## Task goal
Work out how many lines below contain the word "Type". Only the number is wanted.

━━━━━━━━━━━━━━━━

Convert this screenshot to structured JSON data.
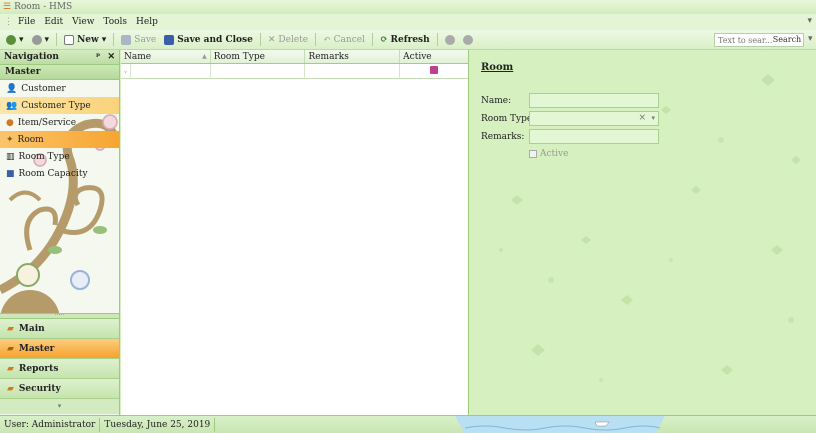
{
  "window": {
    "title": "Room - HMS"
  },
  "menu": [
    "File",
    "Edit",
    "View",
    "Tools",
    "Help"
  ],
  "toolbar": {
    "new_label": "New",
    "save_label": "Save",
    "save_close_label": "Save and Close",
    "delete_label": "Delete",
    "cancel_label": "Cancel",
    "refresh_label": "Refresh",
    "search_placeholder": "Text to sear...",
    "search_button": "Search"
  },
  "navigation": {
    "header": "Navigation",
    "pin": "ᵖ",
    "close": "✕",
    "group_title": "Master",
    "items": [
      "Customer",
      "Customer Type",
      "Item/Service",
      "Room",
      "Room Type",
      "Room Capacity"
    ],
    "selected_item": "Room",
    "hovered_item": "Customer Type",
    "groups": [
      "Main",
      "Master",
      "Reports",
      "Security"
    ],
    "active_group": "Master"
  },
  "grid": {
    "columns": [
      "Name",
      "Room Type",
      "Remarks",
      "Active"
    ]
  },
  "detail": {
    "title": "Room",
    "fields": [
      {
        "label": "Name:",
        "value": ""
      },
      {
        "label": "Room Type:",
        "value": ""
      },
      {
        "label": "Remarks:",
        "value": ""
      }
    ],
    "active_label": "Active"
  },
  "status": {
    "user": "User: Administrator",
    "date": "Tuesday, June 25, 2019"
  },
  "colors": {
    "accent_orange": "#f7a531",
    "background_green": "#d6f0c0",
    "highlight_yellow": "#fad27a"
  }
}
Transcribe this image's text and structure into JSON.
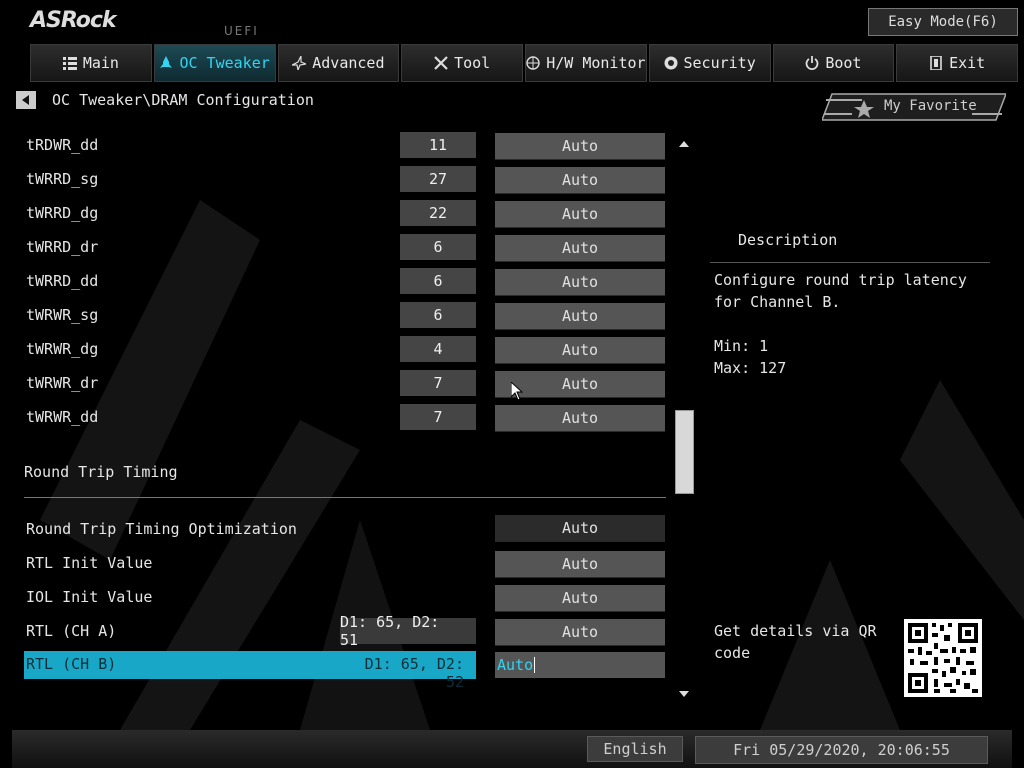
{
  "header": {
    "brand": "ASRock",
    "uefi_label": "UEFI",
    "easy_mode": "Easy Mode(F6)"
  },
  "tabs": [
    {
      "label": "Main",
      "icon": "list-icon"
    },
    {
      "label": "OC Tweaker",
      "icon": "rocket-icon"
    },
    {
      "label": "Advanced",
      "icon": "star-icon"
    },
    {
      "label": "Tool",
      "icon": "tools-icon"
    },
    {
      "label": "H/W Monitor",
      "icon": "monitor-icon"
    },
    {
      "label": "Security",
      "icon": "shield-icon"
    },
    {
      "label": "Boot",
      "icon": "power-icon"
    },
    {
      "label": "Exit",
      "icon": "exit-icon"
    }
  ],
  "active_tab": "OC Tweaker",
  "breadcrumb": "OC Tweaker\\DRAM Configuration",
  "favorite": "My Favorite",
  "timing_rows": [
    {
      "label": "tRDWR_dd",
      "value": "11",
      "setting": "Auto"
    },
    {
      "label": "tWRRD_sg",
      "value": "27",
      "setting": "Auto"
    },
    {
      "label": "tWRRD_dg",
      "value": "22",
      "setting": "Auto"
    },
    {
      "label": "tWRRD_dr",
      "value": "6",
      "setting": "Auto"
    },
    {
      "label": "tWRRD_dd",
      "value": "6",
      "setting": "Auto"
    },
    {
      "label": "tWRWR_sg",
      "value": "6",
      "setting": "Auto"
    },
    {
      "label": "tWRWR_dg",
      "value": "4",
      "setting": "Auto"
    },
    {
      "label": "tWRWR_dr",
      "value": "7",
      "setting": "Auto"
    },
    {
      "label": "tWRWR_dd",
      "value": "7",
      "setting": "Auto"
    }
  ],
  "section_title": "Round Trip Timing",
  "rtt_rows": [
    {
      "label": "Round Trip Timing Optimization",
      "setting": "Auto"
    },
    {
      "label": "RTL Init Value",
      "setting": "Auto"
    },
    {
      "label": "IOL Init Value",
      "setting": "Auto"
    },
    {
      "label": "RTL (CH A)",
      "value": "D1: 65, D2: 51",
      "setting": "Auto"
    }
  ],
  "selected_row": {
    "label": "RTL (CH B)",
    "value": "D1: 65, D2: 52",
    "setting": "Auto"
  },
  "description": {
    "title": "Description",
    "text": "Configure round trip latency for Channel B.",
    "min": "Min: 1",
    "max": "Max: 127",
    "qr_text": "Get details via QR code"
  },
  "footer": {
    "language": "English",
    "datetime": "Fri 05/29/2020, 20:06:55"
  },
  "colors": {
    "accent": "#19a7c7",
    "active_tab_text": "#33d4f0"
  }
}
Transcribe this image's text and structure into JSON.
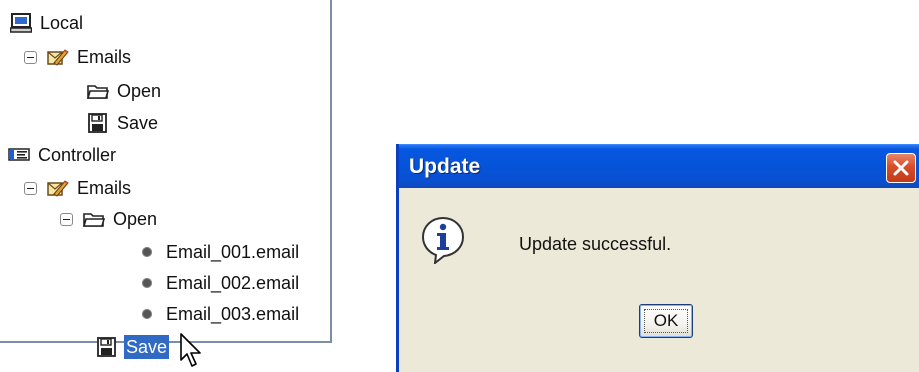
{
  "tree": {
    "local": {
      "label": "Local",
      "icon": "computer-icon"
    },
    "local_emails": {
      "label": "Emails",
      "icon": "email-pencil-icon"
    },
    "local_open": {
      "label": "Open",
      "icon": "open-folder-icon"
    },
    "local_save": {
      "label": "Save",
      "icon": "floppy-disk-icon"
    },
    "controller": {
      "label": "Controller",
      "icon": "controller-icon"
    },
    "controller_emails": {
      "label": "Emails",
      "icon": "email-pencil-icon"
    },
    "controller_open": {
      "label": "Open",
      "icon": "open-folder-icon"
    },
    "files": [
      {
        "label": "Email_001.email"
      },
      {
        "label": "Email_002.email"
      },
      {
        "label": "Email_003.email"
      }
    ],
    "controller_save": {
      "label": "Save",
      "icon": "floppy-disk-icon",
      "selected": true
    }
  },
  "dialog": {
    "title": "Update",
    "message": "Update successful.",
    "ok_label": "OK",
    "icon": "info-icon"
  },
  "colors": {
    "titlebar": "#0553d8",
    "dialog_bg": "#ece9d8",
    "selection": "#316ac5",
    "close": "#d84d2a"
  }
}
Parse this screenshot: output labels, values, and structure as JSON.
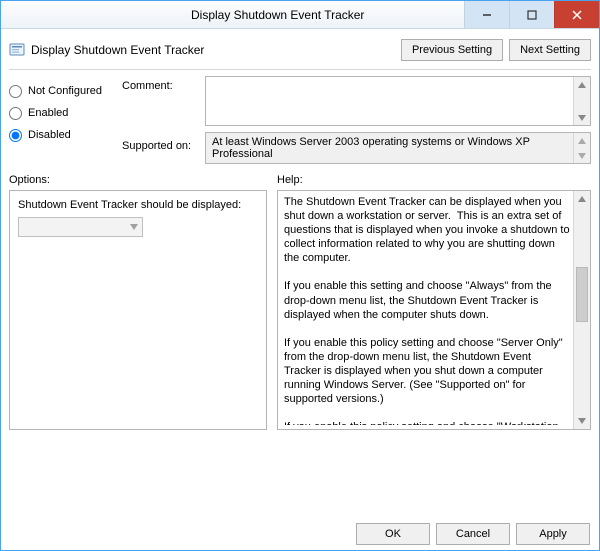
{
  "window": {
    "title": "Display Shutdown Event Tracker",
    "subtitle": "Display Shutdown Event Tracker"
  },
  "nav": {
    "previous": "Previous Setting",
    "next": "Next Setting"
  },
  "state": {
    "not_configured": "Not Configured",
    "enabled": "Enabled",
    "disabled": "Disabled",
    "selected": "disabled"
  },
  "fields": {
    "comment_label": "Comment:",
    "comment_value": "",
    "supported_label": "Supported on:",
    "supported_value": "At least Windows Server 2003 operating systems or Windows XP Professional"
  },
  "options": {
    "section_label": "Options:",
    "option_label": "Shutdown Event Tracker should be displayed:",
    "dropdown_value": ""
  },
  "help": {
    "section_label": "Help:",
    "text": "The Shutdown Event Tracker can be displayed when you shut down a workstation or server.  This is an extra set of questions that is displayed when you invoke a shutdown to collect information related to why you are shutting down the computer.\n\nIf you enable this setting and choose \"Always\" from the drop-down menu list, the Shutdown Event Tracker is displayed when the computer shuts down.\n\nIf you enable this policy setting and choose \"Server Only\" from the drop-down menu list, the Shutdown Event Tracker is displayed when you shut down a computer running Windows Server. (See \"Supported on\" for supported versions.)\n\nIf you enable this policy setting and choose \"Workstation Only\" from the drop-down menu list, the Shutdown Event Tracker is displayed when you shut down a computer running a client version of Windows. (See \"Supported on\" for supported versions.)\n\nIf you disable this policy setting, the Shutdown Event Tracker is"
  },
  "footer": {
    "ok": "OK",
    "cancel": "Cancel",
    "apply": "Apply"
  }
}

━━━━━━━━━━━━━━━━

## Result below
5